YOUR GOAL: The word "Österreich" appears in some lines of the records below; state how many lines, and nothing else.

DATASET:
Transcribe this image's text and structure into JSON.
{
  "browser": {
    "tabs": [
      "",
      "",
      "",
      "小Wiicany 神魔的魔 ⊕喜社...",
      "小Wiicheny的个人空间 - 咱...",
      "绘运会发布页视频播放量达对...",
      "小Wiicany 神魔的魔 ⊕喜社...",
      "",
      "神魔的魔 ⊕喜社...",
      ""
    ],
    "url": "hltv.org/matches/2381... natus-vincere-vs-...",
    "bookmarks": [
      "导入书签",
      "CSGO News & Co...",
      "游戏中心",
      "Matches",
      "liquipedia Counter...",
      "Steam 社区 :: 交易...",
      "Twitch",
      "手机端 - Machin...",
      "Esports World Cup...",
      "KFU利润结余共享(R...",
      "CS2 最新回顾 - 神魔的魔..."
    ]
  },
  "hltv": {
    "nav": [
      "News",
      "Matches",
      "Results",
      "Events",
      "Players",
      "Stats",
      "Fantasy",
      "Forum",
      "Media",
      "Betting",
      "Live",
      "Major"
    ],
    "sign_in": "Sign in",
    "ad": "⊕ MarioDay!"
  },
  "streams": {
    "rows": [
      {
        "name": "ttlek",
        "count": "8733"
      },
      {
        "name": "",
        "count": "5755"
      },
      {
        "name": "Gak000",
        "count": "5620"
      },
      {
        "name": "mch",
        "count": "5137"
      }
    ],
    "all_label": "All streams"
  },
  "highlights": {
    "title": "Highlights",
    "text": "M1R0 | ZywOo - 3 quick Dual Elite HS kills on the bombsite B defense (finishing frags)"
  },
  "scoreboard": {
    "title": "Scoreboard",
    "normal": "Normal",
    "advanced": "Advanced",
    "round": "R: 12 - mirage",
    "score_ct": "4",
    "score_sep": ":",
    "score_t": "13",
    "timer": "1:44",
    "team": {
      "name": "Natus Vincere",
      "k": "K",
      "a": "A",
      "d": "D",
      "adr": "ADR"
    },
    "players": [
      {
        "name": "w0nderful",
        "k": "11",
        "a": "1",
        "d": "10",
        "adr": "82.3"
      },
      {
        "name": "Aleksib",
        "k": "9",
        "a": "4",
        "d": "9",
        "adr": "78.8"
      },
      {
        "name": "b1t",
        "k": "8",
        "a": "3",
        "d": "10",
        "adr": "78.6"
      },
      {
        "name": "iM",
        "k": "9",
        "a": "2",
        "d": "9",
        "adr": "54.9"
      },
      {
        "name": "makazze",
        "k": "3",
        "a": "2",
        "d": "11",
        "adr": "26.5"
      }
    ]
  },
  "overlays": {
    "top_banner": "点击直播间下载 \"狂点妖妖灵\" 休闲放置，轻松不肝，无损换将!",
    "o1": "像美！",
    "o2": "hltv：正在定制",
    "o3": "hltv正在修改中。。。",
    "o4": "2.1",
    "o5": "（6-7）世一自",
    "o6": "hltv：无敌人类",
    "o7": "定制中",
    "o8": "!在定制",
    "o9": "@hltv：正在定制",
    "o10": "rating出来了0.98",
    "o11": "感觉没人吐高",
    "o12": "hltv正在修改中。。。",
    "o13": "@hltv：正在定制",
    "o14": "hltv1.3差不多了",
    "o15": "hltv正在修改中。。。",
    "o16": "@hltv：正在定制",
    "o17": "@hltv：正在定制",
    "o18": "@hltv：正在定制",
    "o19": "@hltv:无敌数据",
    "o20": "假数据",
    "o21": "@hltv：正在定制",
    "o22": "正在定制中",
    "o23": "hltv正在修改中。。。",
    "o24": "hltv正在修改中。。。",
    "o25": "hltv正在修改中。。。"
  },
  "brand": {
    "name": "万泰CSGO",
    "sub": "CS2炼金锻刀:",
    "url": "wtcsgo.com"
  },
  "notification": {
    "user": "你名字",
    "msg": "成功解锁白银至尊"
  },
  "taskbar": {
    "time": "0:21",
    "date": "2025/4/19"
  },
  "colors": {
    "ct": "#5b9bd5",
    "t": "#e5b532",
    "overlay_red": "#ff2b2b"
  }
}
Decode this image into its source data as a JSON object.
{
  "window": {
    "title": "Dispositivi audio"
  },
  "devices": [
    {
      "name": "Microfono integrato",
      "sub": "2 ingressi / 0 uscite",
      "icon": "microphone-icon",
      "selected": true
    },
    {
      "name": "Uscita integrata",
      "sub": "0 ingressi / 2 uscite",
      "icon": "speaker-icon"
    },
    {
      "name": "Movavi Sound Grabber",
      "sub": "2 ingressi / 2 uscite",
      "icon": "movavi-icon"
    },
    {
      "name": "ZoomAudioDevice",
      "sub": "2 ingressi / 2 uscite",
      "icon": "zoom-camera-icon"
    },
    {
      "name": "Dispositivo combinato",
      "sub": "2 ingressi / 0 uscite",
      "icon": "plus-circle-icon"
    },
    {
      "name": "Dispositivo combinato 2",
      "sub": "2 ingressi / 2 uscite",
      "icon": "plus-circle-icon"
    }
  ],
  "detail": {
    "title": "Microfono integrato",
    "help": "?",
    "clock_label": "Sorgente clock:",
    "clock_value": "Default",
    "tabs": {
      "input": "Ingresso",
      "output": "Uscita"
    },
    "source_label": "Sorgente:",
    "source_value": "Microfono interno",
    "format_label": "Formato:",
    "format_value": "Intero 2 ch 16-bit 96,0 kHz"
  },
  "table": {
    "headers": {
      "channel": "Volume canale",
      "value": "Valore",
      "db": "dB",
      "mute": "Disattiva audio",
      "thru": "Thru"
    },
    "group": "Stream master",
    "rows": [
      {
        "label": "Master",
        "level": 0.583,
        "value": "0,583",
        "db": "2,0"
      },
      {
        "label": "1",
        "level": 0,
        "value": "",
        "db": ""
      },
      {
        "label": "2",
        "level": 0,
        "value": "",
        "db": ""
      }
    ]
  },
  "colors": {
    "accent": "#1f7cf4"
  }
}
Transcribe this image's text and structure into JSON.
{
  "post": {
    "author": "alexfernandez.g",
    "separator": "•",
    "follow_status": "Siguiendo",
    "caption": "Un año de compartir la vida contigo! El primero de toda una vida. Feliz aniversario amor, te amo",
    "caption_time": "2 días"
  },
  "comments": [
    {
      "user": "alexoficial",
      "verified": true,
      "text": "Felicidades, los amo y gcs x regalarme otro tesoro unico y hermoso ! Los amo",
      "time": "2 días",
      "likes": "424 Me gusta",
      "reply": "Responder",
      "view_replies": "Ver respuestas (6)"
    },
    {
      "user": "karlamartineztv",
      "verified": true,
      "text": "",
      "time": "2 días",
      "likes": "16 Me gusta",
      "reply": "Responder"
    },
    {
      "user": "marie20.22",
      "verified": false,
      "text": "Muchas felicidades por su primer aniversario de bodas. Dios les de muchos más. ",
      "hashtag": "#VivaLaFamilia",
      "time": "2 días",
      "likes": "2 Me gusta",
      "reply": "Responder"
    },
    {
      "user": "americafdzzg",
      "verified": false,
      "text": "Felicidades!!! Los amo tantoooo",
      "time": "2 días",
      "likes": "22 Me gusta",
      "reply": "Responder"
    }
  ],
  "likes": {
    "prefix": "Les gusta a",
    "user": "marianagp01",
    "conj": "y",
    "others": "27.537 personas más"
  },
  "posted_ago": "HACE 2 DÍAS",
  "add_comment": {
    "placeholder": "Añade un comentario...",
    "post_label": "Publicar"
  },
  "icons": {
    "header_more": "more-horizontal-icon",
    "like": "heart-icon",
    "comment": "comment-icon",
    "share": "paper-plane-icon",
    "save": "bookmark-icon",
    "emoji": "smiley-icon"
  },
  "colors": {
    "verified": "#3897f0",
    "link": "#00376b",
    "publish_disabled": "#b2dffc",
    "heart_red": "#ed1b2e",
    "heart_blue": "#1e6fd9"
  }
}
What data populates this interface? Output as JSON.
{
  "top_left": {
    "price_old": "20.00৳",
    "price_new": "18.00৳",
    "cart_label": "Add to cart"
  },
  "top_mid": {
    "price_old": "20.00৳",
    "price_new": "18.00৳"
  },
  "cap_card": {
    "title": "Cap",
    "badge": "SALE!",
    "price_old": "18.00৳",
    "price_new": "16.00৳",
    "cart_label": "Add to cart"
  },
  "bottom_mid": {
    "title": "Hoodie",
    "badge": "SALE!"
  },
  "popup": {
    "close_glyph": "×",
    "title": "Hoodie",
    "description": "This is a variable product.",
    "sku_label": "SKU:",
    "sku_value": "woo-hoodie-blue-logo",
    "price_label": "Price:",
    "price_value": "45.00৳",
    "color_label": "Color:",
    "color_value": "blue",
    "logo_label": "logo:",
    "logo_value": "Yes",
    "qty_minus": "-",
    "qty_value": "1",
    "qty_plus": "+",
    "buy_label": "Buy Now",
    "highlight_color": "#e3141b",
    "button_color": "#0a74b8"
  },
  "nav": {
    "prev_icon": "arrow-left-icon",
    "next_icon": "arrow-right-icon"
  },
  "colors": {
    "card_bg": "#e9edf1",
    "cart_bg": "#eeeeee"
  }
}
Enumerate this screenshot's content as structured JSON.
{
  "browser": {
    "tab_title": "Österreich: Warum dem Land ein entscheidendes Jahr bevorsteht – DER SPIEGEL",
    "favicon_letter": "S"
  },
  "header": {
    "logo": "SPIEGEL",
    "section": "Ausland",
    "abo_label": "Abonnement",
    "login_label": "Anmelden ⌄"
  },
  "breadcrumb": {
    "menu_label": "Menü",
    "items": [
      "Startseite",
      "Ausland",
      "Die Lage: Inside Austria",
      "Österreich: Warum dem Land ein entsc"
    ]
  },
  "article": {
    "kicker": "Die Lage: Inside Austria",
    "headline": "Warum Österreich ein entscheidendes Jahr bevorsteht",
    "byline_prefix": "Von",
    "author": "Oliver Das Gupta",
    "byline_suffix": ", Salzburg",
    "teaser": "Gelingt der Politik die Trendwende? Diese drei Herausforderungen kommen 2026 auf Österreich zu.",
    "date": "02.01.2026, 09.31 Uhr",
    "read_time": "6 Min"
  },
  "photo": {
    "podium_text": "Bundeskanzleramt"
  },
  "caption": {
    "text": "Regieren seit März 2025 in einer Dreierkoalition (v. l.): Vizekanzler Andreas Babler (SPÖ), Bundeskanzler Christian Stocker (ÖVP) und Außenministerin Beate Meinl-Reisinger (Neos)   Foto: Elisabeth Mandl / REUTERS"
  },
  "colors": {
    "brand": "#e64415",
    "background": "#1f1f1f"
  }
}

RESPONSE: 4